‘It will be nice to prove a few people wrong’ – Sheffield United fans welcome Premier League back to Bramall Lane
Sheffield United fans welcomed Premier League football back to Bramall Lane in style as the Blades took on Crystal Palace in their first top flight home game in 12 years.
Hundreds of excited fans were at the ground from early on Sunday, with thousands more making their way to the stadium more slowly via the pubs of London Road or the city centre.
The overall mood was one of celebration and pride at the club’s achievement, but there was also a quiet confidence that the Blades may well surprise a few people this season.
Trevor Walker, aged 54 from Wath-upon-Dearne, was there with his son Dylan, 17.
“It is absolutely fantastic,” said Trevor.

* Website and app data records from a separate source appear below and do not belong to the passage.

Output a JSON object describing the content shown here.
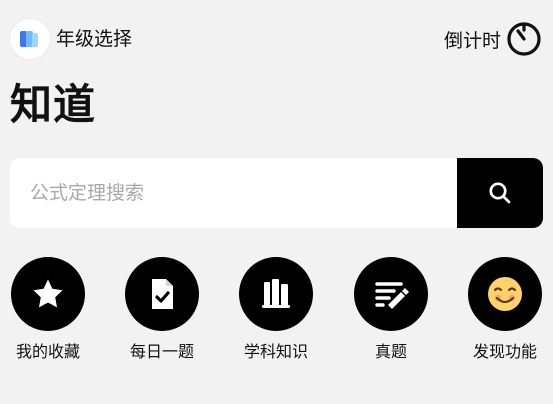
{
  "header": {
    "grade_label": "年级选择",
    "countdown_label": "倒计时"
  },
  "title": "知道",
  "search": {
    "placeholder": "公式定理搜索"
  },
  "features": [
    {
      "label": "我的收藏",
      "icon": "star-icon"
    },
    {
      "label": "每日一题",
      "icon": "daily-question-icon"
    },
    {
      "label": "学科知识",
      "icon": "books-icon"
    },
    {
      "label": "真题",
      "icon": "exam-edit-icon"
    },
    {
      "label": "发现功能",
      "icon": "smile-emoji-icon"
    }
  ],
  "colors": {
    "background": "#f2f2f2",
    "accent_black": "#000000",
    "placeholder": "#a9a9a9",
    "logo_blue": "#3f76ee",
    "logo_light_blue": "#72b8ff",
    "emoji_yellow": "#ffd36a"
  }
}
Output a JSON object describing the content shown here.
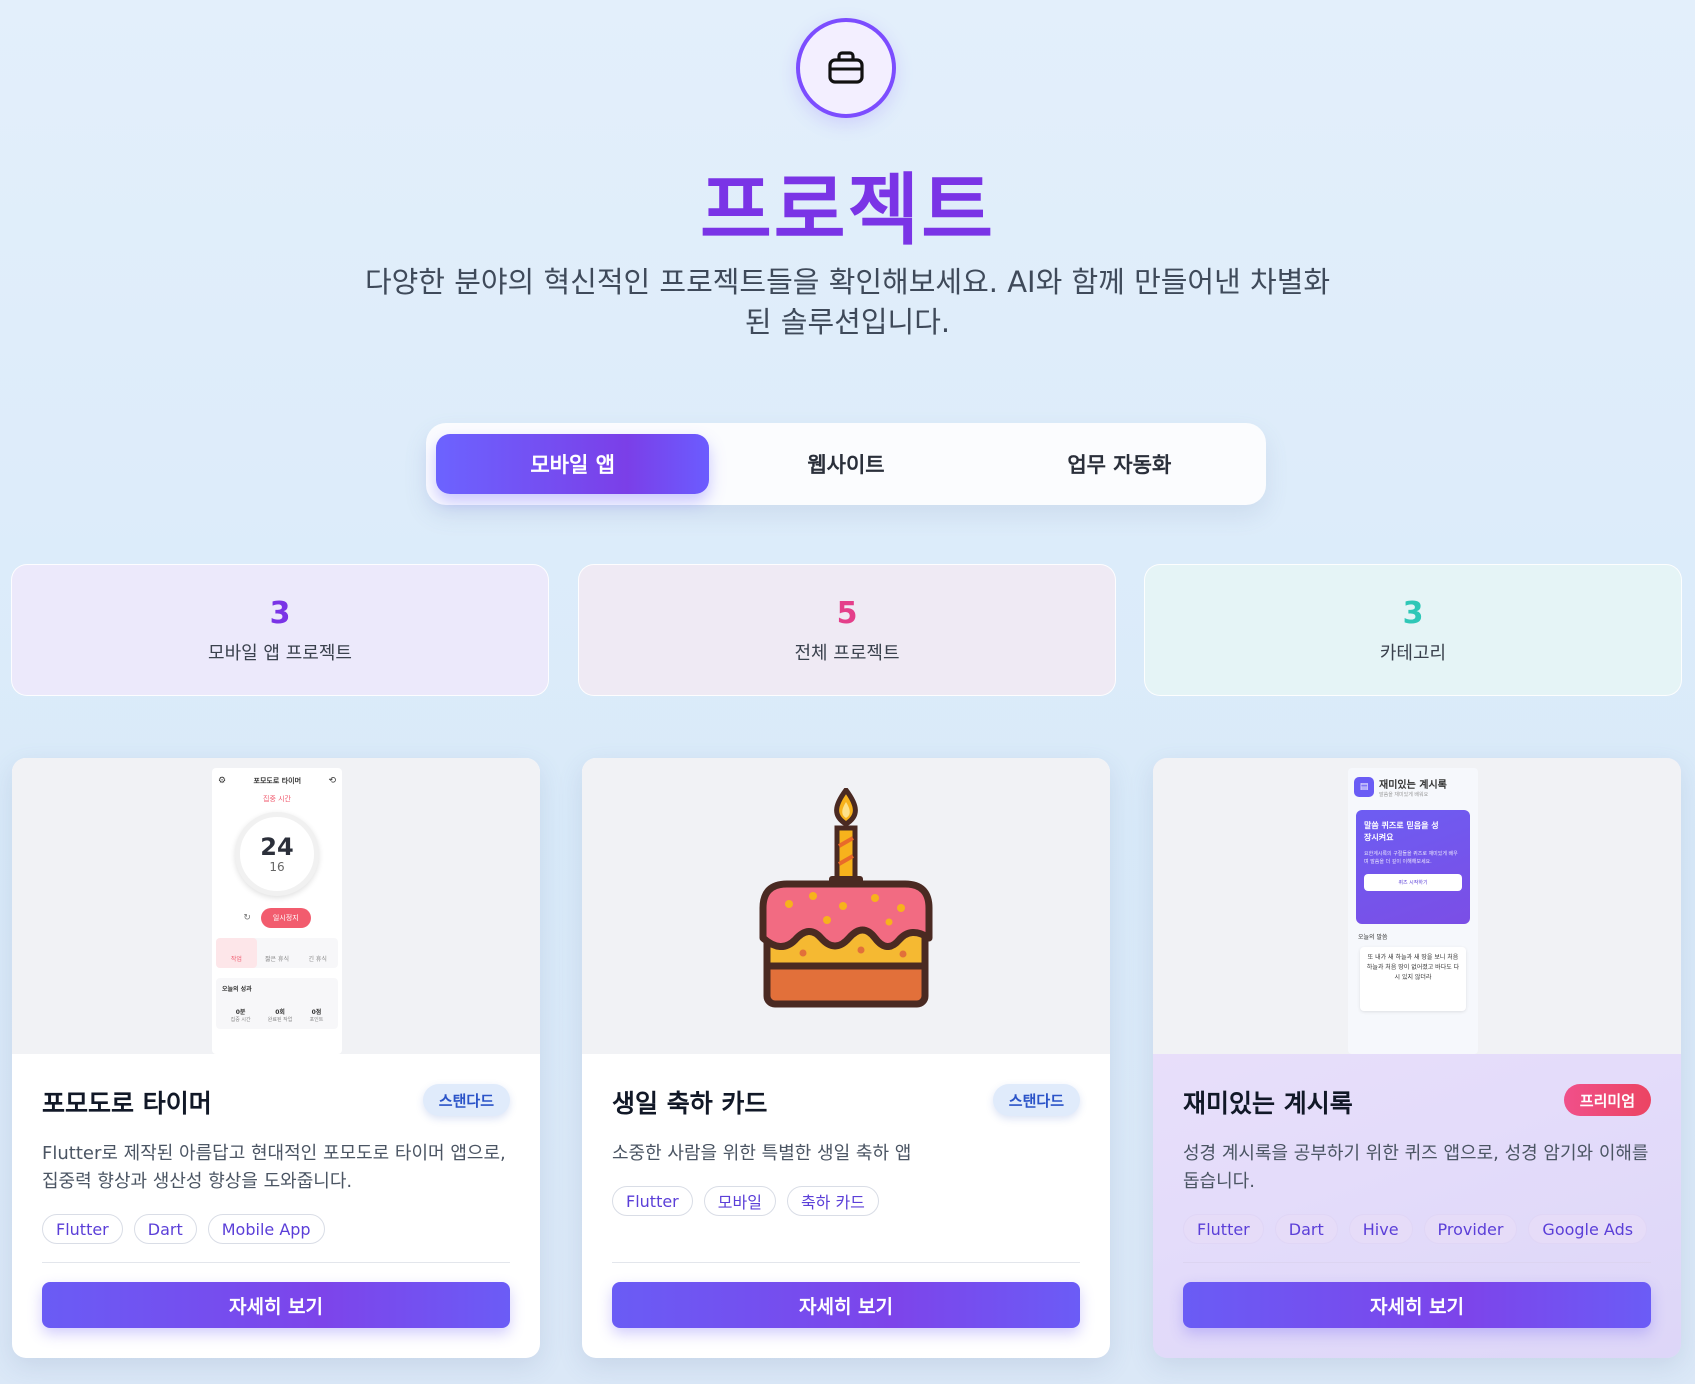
{
  "header": {
    "title": "프로젝트",
    "subtitle": "다양한 분야의 혁신적인 프로젝트들을 확인해보세요. AI와 함께 만들어낸 차별화된 솔루션입니다."
  },
  "tabs": [
    {
      "label": "모바일 앱",
      "active": true
    },
    {
      "label": "웹사이트",
      "active": false
    },
    {
      "label": "업무 자동화",
      "active": false
    }
  ],
  "stats": [
    {
      "value": "3",
      "label": "모바일 앱 프로젝트",
      "color": "#7a34e6"
    },
    {
      "value": "5",
      "label": "전체 프로젝트",
      "color": "#e43f8a"
    },
    {
      "value": "3",
      "label": "카테고리",
      "color": "#2fc7b7"
    }
  ],
  "cards": [
    {
      "title": "포모도로 타이머",
      "badge": "스탠다드",
      "description": "Flutter로 제작된 아름답고 현대적인 포모도로 타이머 앱으로, 집중력 향상과 생산성 향상을 도와줍니다.",
      "tags": [
        "Flutter",
        "Dart",
        "Mobile App"
      ],
      "button": "자세히 보기",
      "preview": {
        "app_title": "포모도로 타이머",
        "mode": "집중 시간",
        "minutes": "24",
        "seconds": "16",
        "pause": "일시정지",
        "nav": [
          "작업",
          "짧은 휴식",
          "긴 휴식"
        ],
        "stats_title": "오늘의 성과",
        "stats": [
          {
            "value": "0분",
            "label": "집중 시간"
          },
          {
            "value": "0회",
            "label": "완료된 작업"
          },
          {
            "value": "0점",
            "label": "포인트"
          }
        ]
      }
    },
    {
      "title": "생일 축하 카드",
      "badge": "스탠다드",
      "description": "소중한 사람을 위한 특별한 생일 축하 앱",
      "tags": [
        "Flutter",
        "모바일",
        "축하 카드"
      ],
      "button": "자세히 보기"
    },
    {
      "title": "재미있는 계시록",
      "badge": "프리미엄",
      "description": "성경 계시록을 공부하기 위한 퀴즈 앱으로, 성경 암기와 이해를 돕습니다.",
      "tags": [
        "Flutter",
        "Dart",
        "Hive",
        "Provider",
        "Google Ads"
      ],
      "button": "자세히 보기",
      "preview": {
        "app_title": "재미있는 계시록",
        "app_subtitle": "말씀을 재미있게 배워요",
        "banner_title": "말씀 퀴즈로 믿음을 성장시켜요",
        "banner_text": "요한계시록의 구절들을 퀴즈로 재미있게 배우며 말씀을 더 깊이 이해해보세요.",
        "start": "퀴즈 시작하기",
        "verse_title": "오늘의 말씀",
        "verse": "또 내가 새 하늘과 새 땅을 보니 처음 하늘과 처음 땅이 없어졌고 바다도 다시 있지 않더라"
      }
    }
  ]
}
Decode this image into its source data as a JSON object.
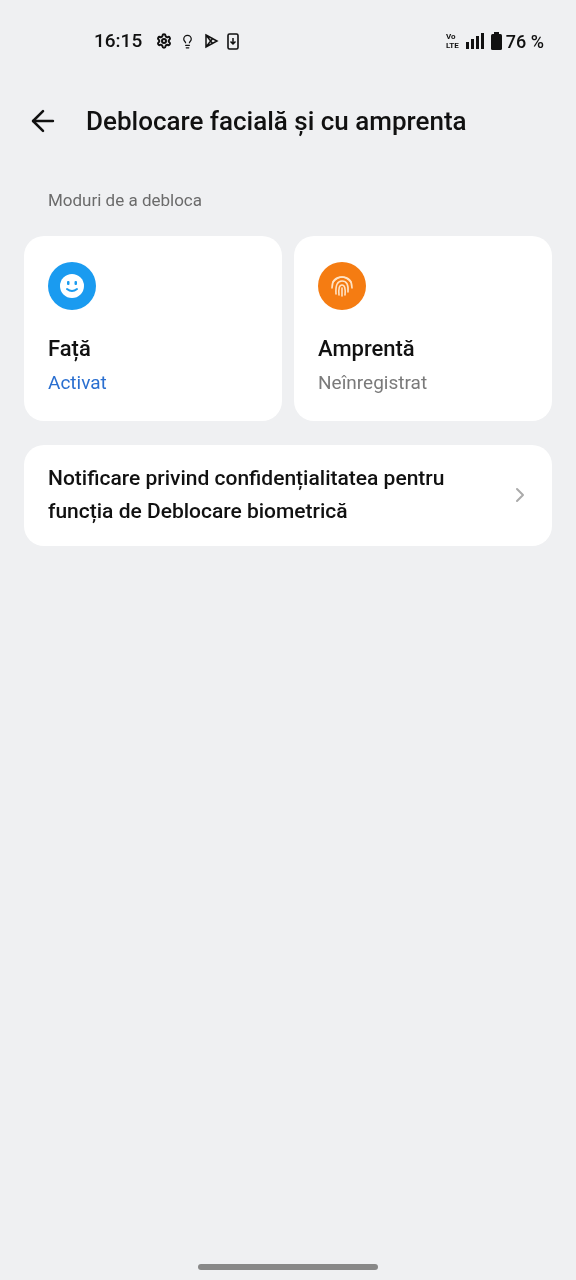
{
  "status_bar": {
    "time": "16:15",
    "network": [
      "Vo",
      "LTE"
    ],
    "battery": "76 %"
  },
  "header": {
    "title": "Deblocare facială și cu amprenta"
  },
  "section_title": "Moduri de a debloca",
  "methods": [
    {
      "kind": "face",
      "title": "Față",
      "status": "Activat",
      "enabled": true
    },
    {
      "kind": "fingerprint",
      "title": "Amprentă",
      "status": "Neînregistrat",
      "enabled": false
    }
  ],
  "privacy_item": {
    "label": "Notificare privind confidențialitatea pentru funcția de Deblocare biometrică"
  }
}
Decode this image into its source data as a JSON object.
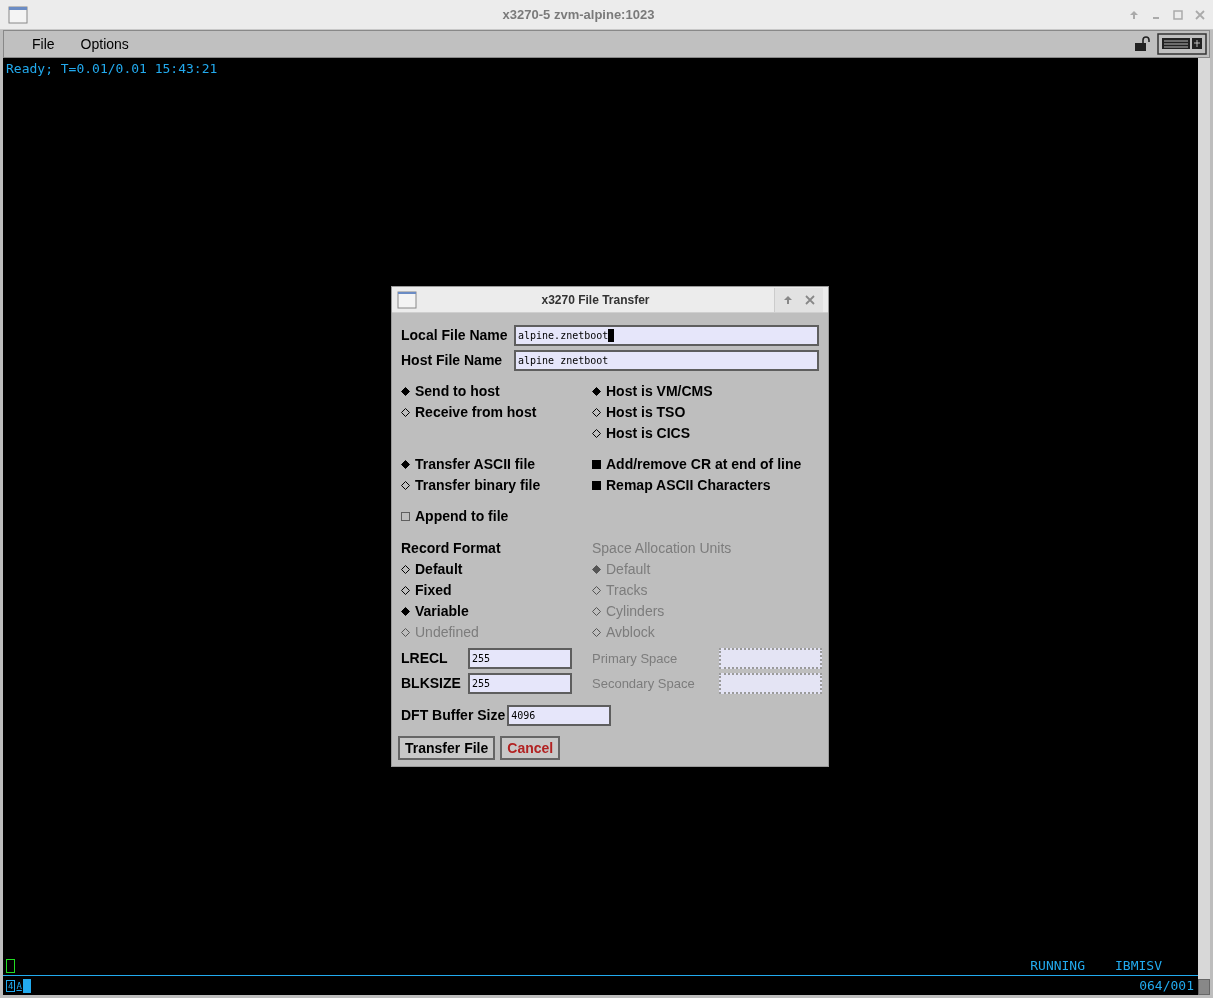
{
  "window": {
    "title": "x3270-5 zvm-alpine:1023"
  },
  "menu": [
    "File",
    "Options"
  ],
  "terminal": {
    "status_line": "Ready; T=0.01/0.01 15:43:21",
    "mode": "RUNNING",
    "system": "IBMISV",
    "oia_indicator": "4",
    "oia_mode": "A",
    "cursor_position": "064/001"
  },
  "dialog": {
    "title": "x3270 File Transfer",
    "files": [
      {
        "label": "Local File Name",
        "value": "alpine.znetboot",
        "cursor": true
      },
      {
        "label": "Host File Name",
        "value": "alpine znetboot",
        "cursor": false
      }
    ],
    "direction": [
      {
        "label": "Send to host",
        "selected": true
      },
      {
        "label": "Receive from host",
        "selected": false
      }
    ],
    "host_type": [
      {
        "label": "Host is VM/CMS",
        "selected": true
      },
      {
        "label": "Host is TSO",
        "selected": false
      },
      {
        "label": "Host is CICS",
        "selected": false
      }
    ],
    "transfer_mode": [
      {
        "label": "Transfer ASCII file",
        "selected": true
      },
      {
        "label": "Transfer binary file",
        "selected": false
      }
    ],
    "conversions": [
      {
        "label": "Add/remove CR at end of line",
        "checked": true
      },
      {
        "label": "Remap ASCII Characters",
        "checked": true
      }
    ],
    "append": {
      "label": "Append to file",
      "checked": false
    },
    "record_format": {
      "heading": "Record Format",
      "disabled": false,
      "options": [
        {
          "label": "Default",
          "selected": false,
          "disabled": false
        },
        {
          "label": "Fixed",
          "selected": false,
          "disabled": false
        },
        {
          "label": "Variable",
          "selected": true,
          "disabled": false
        },
        {
          "label": "Undefined",
          "selected": false,
          "disabled": true
        }
      ]
    },
    "space_allocation": {
      "heading": "Space Allocation Units",
      "disabled": true,
      "options": [
        {
          "label": "Default",
          "selected": true,
          "disabled": true
        },
        {
          "label": "Tracks",
          "selected": false,
          "disabled": true
        },
        {
          "label": "Cylinders",
          "selected": false,
          "disabled": true
        },
        {
          "label": "Avblock",
          "selected": false,
          "disabled": true
        }
      ]
    },
    "size_fields": [
      {
        "label": "LRECL",
        "value": "255",
        "disabled": false
      },
      {
        "label": "BLKSIZE",
        "value": "255",
        "disabled": false
      }
    ],
    "space_fields": [
      {
        "label": "Primary Space",
        "disabled": true
      },
      {
        "label": "Secondary Space",
        "disabled": true
      }
    ],
    "buffer": {
      "label": "DFT Buffer Size",
      "value": "4096"
    },
    "buttons": [
      {
        "label": "Transfer File",
        "kind": "default"
      },
      {
        "label": "Cancel",
        "kind": "cancel"
      }
    ]
  }
}
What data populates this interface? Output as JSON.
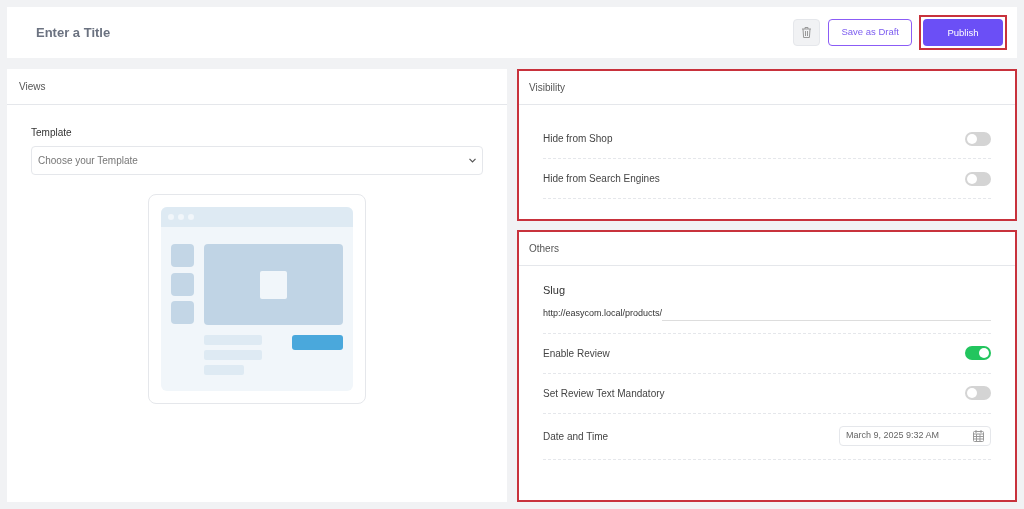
{
  "header": {
    "title": "Enter a Title",
    "buttons": [
      {
        "kind": "delete"
      },
      {
        "kind": "outline",
        "label": "Save as Draft"
      },
      {
        "kind": "primary",
        "label": "Publish",
        "highlighted": true
      }
    ]
  },
  "views": {
    "title": "Views",
    "template_label": "Template",
    "template_placeholder": "Choose your Template"
  },
  "visibility": {
    "title": "Visibility",
    "highlighted": true,
    "rows": [
      {
        "kind": "toggle",
        "label": "Hide from Shop",
        "on": false
      },
      {
        "kind": "toggle",
        "label": "Hide from Search Engines",
        "on": false
      }
    ]
  },
  "others": {
    "title": "Others",
    "highlighted": true,
    "rows": [
      {
        "kind": "slug",
        "label": "Slug",
        "prefix": "http://easycom.local/products/"
      },
      {
        "kind": "toggle",
        "label": "Enable Review",
        "on": true
      },
      {
        "kind": "toggle",
        "label": "Set Review Text Mandatory",
        "on": false
      },
      {
        "kind": "date",
        "label": "Date and Time",
        "value": "March 9, 2025 9:32 AM"
      }
    ]
  }
}
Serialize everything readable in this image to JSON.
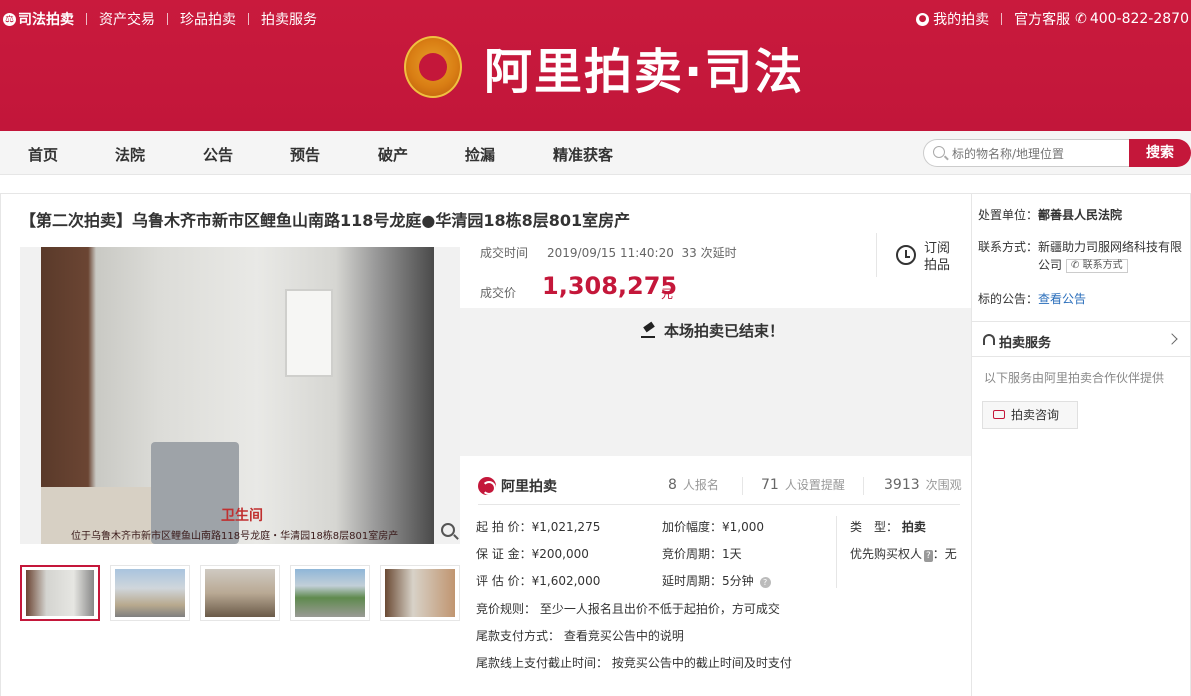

“It is such an achievement from the dark days of League One. Chris Wilder has just come in and changed the club totally with his enthusiasm.”
Like many Blades, Trevor said the recent criticism of the club from so-called expert pundits had just made them more determined to show the world what they can do.
“The pundits get paid to give opinions but they don’t do their research,” he said.
“It will be nice to prove a few people wrong. I think we will stay up and have a good go.”
Fans who had supported the team for decades seemed as excited as those who were attending their first game.
Rodger Howard, aged 75 from Deepcar, said he had been following United for over 30 years.
“I have just been saying I think we will get beaten sometimes but I think we will stay up,” said Rodger.
“Today I think there will be very little in it and one goal will separate the teams.”
As Rodger predicted, the match saw United edge a tight game one-nil with John Lundstram scoring the winner two minutes into the second half.
For all the optimism, nagging away at the back of some fans’ mind’s were memories of the way the Blades were robbed of their Premier League status the last time.
76-year-old Michael Wade from Eckington - who said he had been supporting United ‘since Jimmy Hagan’s days’ - remembered it all too well.
“If teams field weakened sides in the County Senior League they get docked five points,” he said, bitterly.
But most felt that this time, under the inspirational management of Chris Wilder, things would be different.
“Wilder is a really special guy,” said Matthew Dewhurst, aged 20.
“He is just so passionate and wants what is best for the club. It is not just a job, it is where he wants to be.”